640px-Finish_Line_(8049578776)Athletes rely on copious amounts of protein to fuel their bodies. It’s a core part of what can keep them running, jumping and playing. This doesn’t mean that athletes have to be slaves to meat though. An athlete can still perform to the most of their ability without sacrificing their ethics or dietary restrictions.

First, a basic understanding of what protein actually is, is required. Protein, simply put, is a combination of amino acids. These amino acids do everything from working on metabolism to helping a body’s muscle development, the latter of which can be specifically important for athletes. Narrowing that down, there are nine amino acids that are essential to the body’s basic functions.

Peter Sbaraglia, an Ontario, Canada based dentist who has focused on athlete diet needs for many years now, has advice for vegetarian and vegan athletes who need to increase their protein intake.

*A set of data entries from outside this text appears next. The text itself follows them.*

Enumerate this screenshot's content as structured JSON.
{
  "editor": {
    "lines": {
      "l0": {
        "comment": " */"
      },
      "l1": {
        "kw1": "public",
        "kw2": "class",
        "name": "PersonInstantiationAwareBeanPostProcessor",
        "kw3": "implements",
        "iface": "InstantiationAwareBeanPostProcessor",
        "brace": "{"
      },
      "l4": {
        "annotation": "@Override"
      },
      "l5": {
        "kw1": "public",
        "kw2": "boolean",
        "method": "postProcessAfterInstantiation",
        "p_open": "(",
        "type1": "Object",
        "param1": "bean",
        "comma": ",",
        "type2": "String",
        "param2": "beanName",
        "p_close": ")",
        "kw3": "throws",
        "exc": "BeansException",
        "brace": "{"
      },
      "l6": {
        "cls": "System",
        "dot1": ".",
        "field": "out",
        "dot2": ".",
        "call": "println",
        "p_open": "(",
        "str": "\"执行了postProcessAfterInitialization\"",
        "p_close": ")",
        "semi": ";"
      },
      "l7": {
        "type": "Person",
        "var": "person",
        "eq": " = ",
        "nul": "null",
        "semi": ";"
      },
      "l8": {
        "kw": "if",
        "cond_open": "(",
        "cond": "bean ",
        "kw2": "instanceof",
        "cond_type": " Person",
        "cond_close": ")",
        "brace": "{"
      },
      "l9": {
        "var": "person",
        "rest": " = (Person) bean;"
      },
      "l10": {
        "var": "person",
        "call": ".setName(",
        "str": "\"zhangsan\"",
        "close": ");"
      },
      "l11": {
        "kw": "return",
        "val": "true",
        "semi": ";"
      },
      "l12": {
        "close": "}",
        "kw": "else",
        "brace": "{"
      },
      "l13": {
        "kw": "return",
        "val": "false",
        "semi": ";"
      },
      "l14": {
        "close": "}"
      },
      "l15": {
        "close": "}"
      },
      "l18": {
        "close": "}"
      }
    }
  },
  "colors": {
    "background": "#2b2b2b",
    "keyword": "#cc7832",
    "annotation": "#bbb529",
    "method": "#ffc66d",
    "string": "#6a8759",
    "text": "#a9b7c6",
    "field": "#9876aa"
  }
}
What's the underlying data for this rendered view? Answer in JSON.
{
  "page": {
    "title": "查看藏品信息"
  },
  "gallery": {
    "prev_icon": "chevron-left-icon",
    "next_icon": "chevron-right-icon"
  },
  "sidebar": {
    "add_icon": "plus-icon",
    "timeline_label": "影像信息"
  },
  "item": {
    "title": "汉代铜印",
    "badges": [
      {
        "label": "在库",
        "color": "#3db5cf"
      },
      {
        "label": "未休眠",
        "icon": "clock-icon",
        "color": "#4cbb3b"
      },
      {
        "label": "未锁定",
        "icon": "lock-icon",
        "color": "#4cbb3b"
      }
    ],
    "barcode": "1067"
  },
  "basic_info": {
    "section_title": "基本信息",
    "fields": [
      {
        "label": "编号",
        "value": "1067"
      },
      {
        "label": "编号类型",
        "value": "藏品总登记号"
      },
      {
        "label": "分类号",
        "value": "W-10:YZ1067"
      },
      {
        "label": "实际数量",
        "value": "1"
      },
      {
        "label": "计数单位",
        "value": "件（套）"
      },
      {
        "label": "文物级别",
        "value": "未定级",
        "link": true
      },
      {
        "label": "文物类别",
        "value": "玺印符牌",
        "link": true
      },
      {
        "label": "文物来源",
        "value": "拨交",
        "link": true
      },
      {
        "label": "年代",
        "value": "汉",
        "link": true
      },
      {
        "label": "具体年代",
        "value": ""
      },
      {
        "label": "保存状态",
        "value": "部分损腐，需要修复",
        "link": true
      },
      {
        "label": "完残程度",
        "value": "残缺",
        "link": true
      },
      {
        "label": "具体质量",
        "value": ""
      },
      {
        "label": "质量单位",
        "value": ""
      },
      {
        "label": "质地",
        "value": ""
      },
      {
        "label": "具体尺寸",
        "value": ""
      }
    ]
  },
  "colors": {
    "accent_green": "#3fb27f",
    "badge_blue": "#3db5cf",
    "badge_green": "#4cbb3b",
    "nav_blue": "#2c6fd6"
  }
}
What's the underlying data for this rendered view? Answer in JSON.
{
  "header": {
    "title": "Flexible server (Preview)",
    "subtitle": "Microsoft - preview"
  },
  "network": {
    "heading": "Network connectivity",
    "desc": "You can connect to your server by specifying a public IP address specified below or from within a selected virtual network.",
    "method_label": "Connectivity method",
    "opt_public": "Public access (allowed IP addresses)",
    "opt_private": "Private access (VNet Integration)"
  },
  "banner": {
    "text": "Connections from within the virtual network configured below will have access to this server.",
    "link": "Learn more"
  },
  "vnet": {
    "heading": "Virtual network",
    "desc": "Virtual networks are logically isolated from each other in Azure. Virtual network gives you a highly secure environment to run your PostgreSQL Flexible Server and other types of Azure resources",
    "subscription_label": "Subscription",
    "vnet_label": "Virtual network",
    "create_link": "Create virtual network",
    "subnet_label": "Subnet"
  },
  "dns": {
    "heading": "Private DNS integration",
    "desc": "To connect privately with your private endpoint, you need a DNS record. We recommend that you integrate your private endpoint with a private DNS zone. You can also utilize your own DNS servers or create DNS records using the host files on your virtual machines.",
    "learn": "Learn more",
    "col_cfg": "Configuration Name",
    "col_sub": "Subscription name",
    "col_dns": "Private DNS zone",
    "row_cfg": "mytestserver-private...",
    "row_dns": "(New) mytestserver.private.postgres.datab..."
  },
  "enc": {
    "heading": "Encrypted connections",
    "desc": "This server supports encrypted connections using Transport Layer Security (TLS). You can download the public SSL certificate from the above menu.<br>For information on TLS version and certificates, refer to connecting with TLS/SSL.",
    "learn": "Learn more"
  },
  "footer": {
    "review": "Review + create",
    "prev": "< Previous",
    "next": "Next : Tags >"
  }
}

“There is a common belief that if you’re vegetarian or vegan, it’s difficult to get the daily protein that is required to be an athlete,” Peter Sbaraglia mentions. “This is simply untrue. Some of the easiest proteins that can be incorporated into a diet are plant-based. Simply increasing the intake of any food from the legume family greatly increases protein in the diet. A cup of green peas alone has just as much protein as a cup of milk.”

Women should, on average, receive 46 grams of protein per day, while men require roughly 56 grams. For highly active elite athletes and bodybuilders daily intake of protein can be as high as 200 grams or higher. This is increased for athletes, simply because they burn more energy.

“It can seem daunting at first, to plan an athletic diet without the usual chicken or turkey,” says Dr. Sbaraglia. “ But with a bit of creativity, a menu can be planned and packed with all the nutrition that an athlete will require.

Quinoa has gotten quite popular lately, and for good reason. It contains more that eight grams of protein per cup, with all nine essential amino acids that a body needs for growth and repair.

Protein doesn’t all have to come in all vegetable form either.

Nuts contain both healthy fats and protein, which make them a valuable and tasty part of a veggie diet. Peanut butter can also be excellent for quick and easy instant protein.

A vegan or vegetarian lifestyle isn’t always the easiest one, but it suits many. People choose to be vegetarian or vegan for a multitude of reasons. Whether the reasons are ethical, dietary, or religious, needless to say, being a vegan or vegetarian doesn’t have to be a deterrent to maintaining an athletic lifestyle, or starting one.

It’s more than possible to hit personal bests with a diet without meat; in fact, by focusing on the right foods, it can be streamlined and beneficial to the body.